**Work required**:
Only the number is needed: how many lines of the records include "Access"?

[Excerpts from an interface dataset]
+===+

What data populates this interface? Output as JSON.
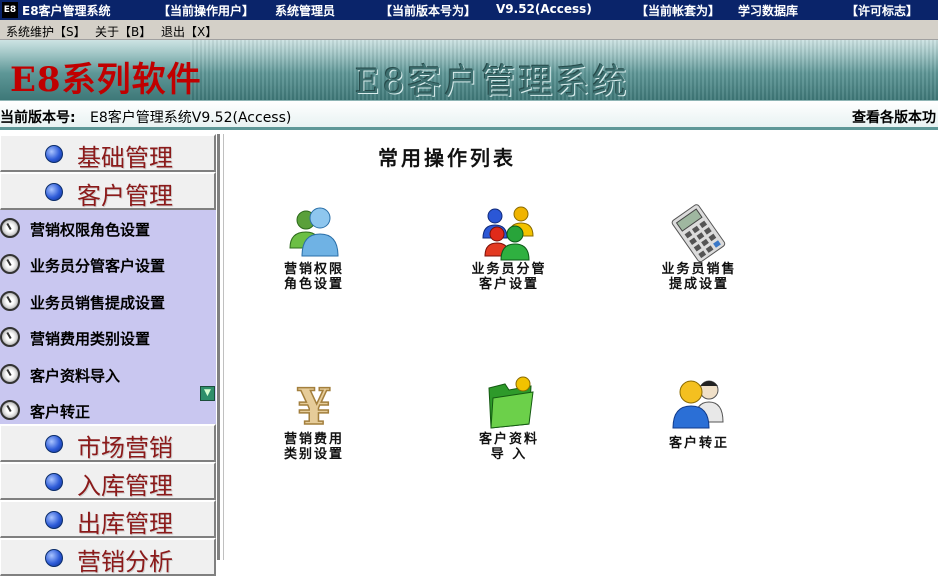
{
  "titlebar": {
    "app_icon": "E8",
    "app_title": "E8客户管理系统",
    "user_label": "【当前操作用户】",
    "user_value": "系统管理员",
    "version_label": "【当前版本号为】",
    "version_value": "V9.52(Access)",
    "account_label": "【当前帐套为】",
    "account_value": "学习数据库",
    "license_label": "【许可标志】"
  },
  "menubar": {
    "items": [
      "系统维护【S】",
      "关于【B】",
      "退出【X】"
    ]
  },
  "banner": {
    "brand": "E8系列软件",
    "system_name": "E8客户管理系统"
  },
  "versionbar": {
    "label": "当前版本号:",
    "value": "E8客户管理系统V9.52(Access)",
    "link": "查看各版本功"
  },
  "sidebar": {
    "categories_top": [
      "基础管理",
      "客户管理"
    ],
    "sub_items": [
      "营销权限角色设置",
      "业务员分管客户设置",
      "业务员销售提成设置",
      "营销费用类别设置",
      "客户资料导入",
      "客户转正"
    ],
    "categories_bottom": [
      "市场营销",
      "入库管理",
      "出库管理",
      "营销分析"
    ]
  },
  "main": {
    "title": "常用操作列表",
    "operations": [
      {
        "label": "营销权限\n角色设置",
        "icon": "two-users-icon"
      },
      {
        "label": "业务员分管\n客户设置",
        "icon": "user-group-icon"
      },
      {
        "label": "业务员销售\n提成设置",
        "icon": "calculator-icon"
      },
      {
        "label": "营销费用\n类别设置",
        "icon": "yen-icon"
      },
      {
        "label": "客户资料\n导  入",
        "icon": "folder-icon"
      },
      {
        "label": "客户转正",
        "icon": "user-promote-icon"
      }
    ]
  },
  "colors": {
    "titlebar_bg": "#0a246a",
    "banner_brand": "#c00000",
    "category_text": "#8b1a1a",
    "subpanel_bg": "#c9c7f0"
  }
}
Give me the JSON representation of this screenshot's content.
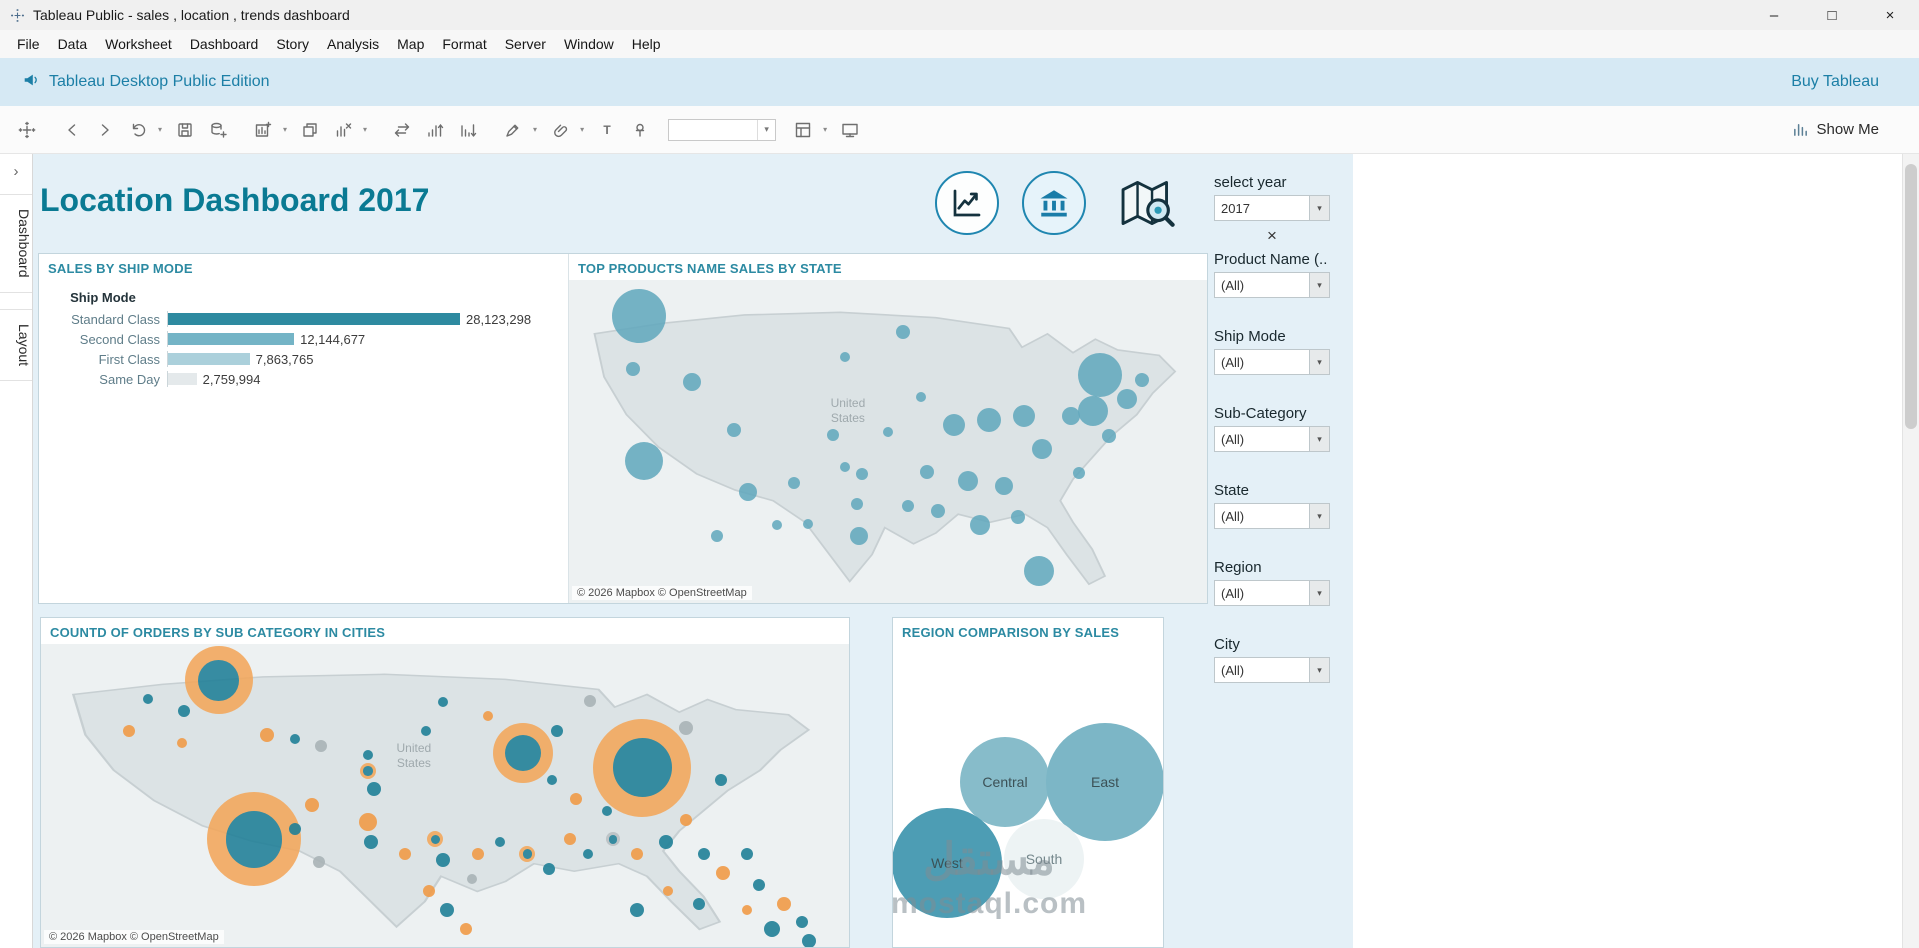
{
  "window": {
    "title": "Tableau Public - sales , location , trends dashboard"
  },
  "icons": {
    "minimize": "–",
    "maximize": "□",
    "close": "×",
    "dropdown_caret": "▾",
    "expand_pane": "›",
    "clear_filter": "×"
  },
  "menu": {
    "items": [
      "File",
      "Data",
      "Worksheet",
      "Dashboard",
      "Story",
      "Analysis",
      "Map",
      "Format",
      "Server",
      "Window",
      "Help"
    ]
  },
  "banner": {
    "edition_label": "Tableau Desktop Public Edition",
    "buy_label": "Buy Tableau"
  },
  "toolbar": {
    "show_me_label": "Show Me"
  },
  "side_tabs": {
    "items": [
      "Dashboard",
      "Layout"
    ]
  },
  "dashboard": {
    "title": "Location Dashboard 2017",
    "watermark": {
      "arabic": "مستقل",
      "latin": "mostaql.com"
    }
  },
  "filters": {
    "groups": [
      {
        "label": "select year",
        "value": "2017"
      },
      {
        "label": "Product Name (..",
        "value": "(All)"
      },
      {
        "label": "Ship Mode",
        "value": "(All)"
      },
      {
        "label": "Sub-Category",
        "value": "(All)"
      },
      {
        "label": "State",
        "value": "(All)"
      },
      {
        "label": "Region",
        "value": "(All)"
      },
      {
        "label": "City",
        "value": "(All)"
      }
    ]
  },
  "chart_data": [
    {
      "type": "bar",
      "title": "SALES BY SHIP MODE",
      "header": "Ship Mode",
      "categories": [
        "Standard Class",
        "Second Class",
        "First Class",
        "Same Day"
      ],
      "values": [
        28123298,
        12144677,
        7863765,
        2759994
      ],
      "value_labels": [
        "28,123,298",
        "12,144,677",
        "7,863,765",
        "2,759,994"
      ],
      "colors": [
        "#2e8aa0",
        "#74b4c6",
        "#abd0db",
        "#e4e9eb"
      ],
      "xlim": [
        0,
        28123298
      ]
    },
    {
      "type": "scatter",
      "title": "TOP PRODUCTS NAME  SALES BY STATE",
      "map_label": "United States",
      "attribution": "© 2026 Mapbox © OpenStreetMap",
      "bubble_color": "#63a8bd",
      "points": [
        [
          11,
          11,
          27
        ],
        [
          10,
          27.7,
          7
        ],
        [
          19.3,
          31.6,
          9
        ],
        [
          25.9,
          46.5,
          7
        ],
        [
          11.7,
          55.9,
          19
        ],
        [
          28,
          65.6,
          9
        ],
        [
          35.2,
          62.9,
          6
        ],
        [
          41.4,
          48,
          6
        ],
        [
          43.3,
          23.8,
          5
        ],
        [
          52.3,
          16,
          7
        ],
        [
          55.2,
          36.3,
          5
        ],
        [
          60.3,
          44.9,
          11
        ],
        [
          65.9,
          43.4,
          12
        ],
        [
          71.3,
          42.2,
          11
        ],
        [
          56.1,
          59.4,
          7
        ],
        [
          62.6,
          62.1,
          10
        ],
        [
          68.2,
          63.7,
          9
        ],
        [
          74.1,
          52.3,
          10
        ],
        [
          78.7,
          42.2,
          9
        ],
        [
          83.3,
          29.3,
          22
        ],
        [
          82.2,
          40.6,
          15
        ],
        [
          84.7,
          48.4,
          7
        ],
        [
          79.9,
          59.8,
          6
        ],
        [
          57.9,
          71.5,
          7
        ],
        [
          64.4,
          75.8,
          10
        ],
        [
          70.3,
          73.4,
          7
        ],
        [
          45.4,
          79.3,
          9
        ],
        [
          53.1,
          69.9,
          6
        ],
        [
          73.6,
          90.2,
          15
        ],
        [
          23.2,
          79.3,
          6
        ],
        [
          32.6,
          75.8,
          5
        ],
        [
          87.4,
          36.7,
          10
        ],
        [
          89.8,
          30.9,
          7
        ],
        [
          45.2,
          69.5,
          6
        ],
        [
          37.5,
          75.4,
          5
        ],
        [
          43.3,
          57.8,
          5
        ],
        [
          50,
          47,
          5
        ],
        [
          46,
          60,
          6
        ]
      ]
    },
    {
      "type": "scatter",
      "title": "COUNTD OF ORDERS BY SUB CATEGORY IN CITIES",
      "map_label": "United States",
      "attribution": "© 2026 Mapbox © OpenStreetMap",
      "colors": {
        "teal": "#1f7f97",
        "orange": "#ef9a47",
        "gray": "#a9b2b6",
        "ring_orange": "#f3a75b",
        "ring_gray": "#b9c0c3"
      },
      "points": [
        [
          22,
          12,
          34,
          "ro"
        ],
        [
          17.7,
          22,
          6,
          "t"
        ],
        [
          13.2,
          18,
          5,
          "t"
        ],
        [
          10.9,
          28.6,
          6,
          "o"
        ],
        [
          17.4,
          32.7,
          5,
          "o"
        ],
        [
          28,
          30,
          7,
          "o"
        ],
        [
          31.4,
          31.4,
          5,
          "t"
        ],
        [
          34.7,
          33.5,
          6,
          "g"
        ],
        [
          40.5,
          42,
          8,
          "ro"
        ],
        [
          41.2,
          48,
          7,
          "t"
        ],
        [
          40.5,
          36.7,
          5,
          "t"
        ],
        [
          47.6,
          28.6,
          5,
          "t"
        ],
        [
          49.8,
          19.2,
          5,
          "t"
        ],
        [
          55.3,
          23.7,
          5,
          "o"
        ],
        [
          59.7,
          36,
          30,
          "ro"
        ],
        [
          63.9,
          28.6,
          6,
          "t"
        ],
        [
          68,
          18.8,
          6,
          "g"
        ],
        [
          74.4,
          40.8,
          49,
          "ro"
        ],
        [
          79.8,
          27.8,
          7,
          "g"
        ],
        [
          84.1,
          44.9,
          6,
          "t"
        ],
        [
          26.4,
          64.5,
          47,
          "ro"
        ],
        [
          33.6,
          53.1,
          7,
          "o"
        ],
        [
          31.4,
          61.2,
          6,
          "t"
        ],
        [
          40.5,
          58.8,
          9,
          "o"
        ],
        [
          40.8,
          65.3,
          7,
          "t"
        ],
        [
          45,
          69.4,
          6,
          "o"
        ],
        [
          48.8,
          64.5,
          8,
          "ro"
        ],
        [
          49.8,
          71.4,
          7,
          "t"
        ],
        [
          54.1,
          69.4,
          6,
          "o"
        ],
        [
          56.8,
          65.3,
          5,
          "t"
        ],
        [
          60.2,
          69.4,
          8,
          "ro"
        ],
        [
          62.9,
          74.3,
          6,
          "t"
        ],
        [
          65.5,
          64.5,
          6,
          "o"
        ],
        [
          67.7,
          69.4,
          5,
          "t"
        ],
        [
          70.8,
          64.5,
          7,
          "rg"
        ],
        [
          73.8,
          69.4,
          6,
          "o"
        ],
        [
          77.3,
          65.3,
          7,
          "t"
        ],
        [
          79.8,
          58,
          6,
          "o"
        ],
        [
          82.1,
          69.4,
          6,
          "t"
        ],
        [
          84.4,
          75.5,
          7,
          "o"
        ],
        [
          87.4,
          69.4,
          6,
          "t"
        ],
        [
          88.9,
          79.6,
          6,
          "t"
        ],
        [
          92,
          85.7,
          7,
          "o"
        ],
        [
          94.2,
          91.8,
          6,
          "t"
        ],
        [
          90.5,
          93.9,
          8,
          "t"
        ],
        [
          87.4,
          87.8,
          5,
          "o"
        ],
        [
          81.4,
          85.7,
          6,
          "t"
        ],
        [
          77.6,
          81.6,
          5,
          "o"
        ],
        [
          73.8,
          87.8,
          7,
          "t"
        ],
        [
          48,
          81.6,
          6,
          "o"
        ],
        [
          50.3,
          87.8,
          7,
          "t"
        ],
        [
          52.6,
          93.9,
          6,
          "o"
        ],
        [
          34.4,
          71.8,
          6,
          "g"
        ],
        [
          53.3,
          77.6,
          5,
          "g"
        ],
        [
          63.2,
          44.9,
          5,
          "t"
        ],
        [
          66.2,
          51,
          6,
          "o"
        ],
        [
          70,
          55.1,
          5,
          "t"
        ],
        [
          95,
          98,
          7,
          "t"
        ]
      ]
    },
    {
      "type": "pie",
      "title": "REGION COMPARISON BY SALES",
      "bubbles": [
        {
          "label": "Central",
          "x": 112,
          "y": 138,
          "r": 45,
          "color": "#87bcca",
          "text_color": "#3c5156"
        },
        {
          "label": "East",
          "x": 212,
          "y": 138,
          "r": 59,
          "color": "#7cb6c6",
          "text_color": "#3c5156"
        },
        {
          "label": "West",
          "x": 54,
          "y": 219,
          "r": 55,
          "color": "#4d9db4",
          "text_color": "#3c5156"
        },
        {
          "label": "South",
          "x": 151,
          "y": 215,
          "r": 40,
          "color": "#edf3f4",
          "text_color": "#75878c"
        }
      ]
    }
  ]
}
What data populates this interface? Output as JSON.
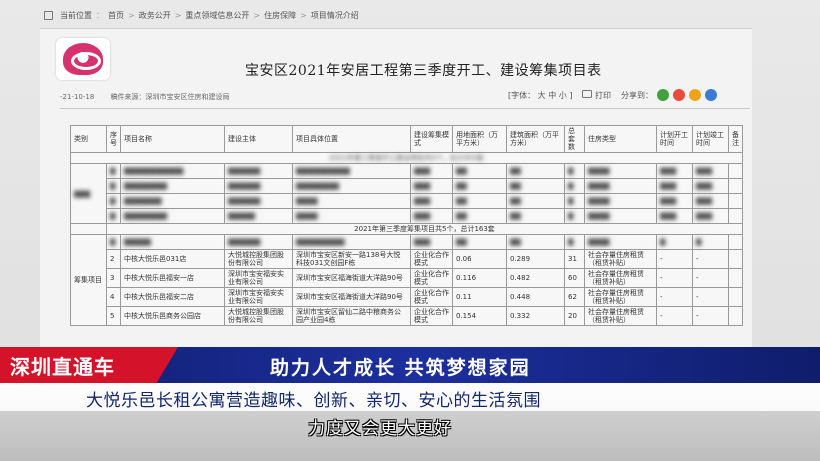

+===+

**Result for this exercise**:
2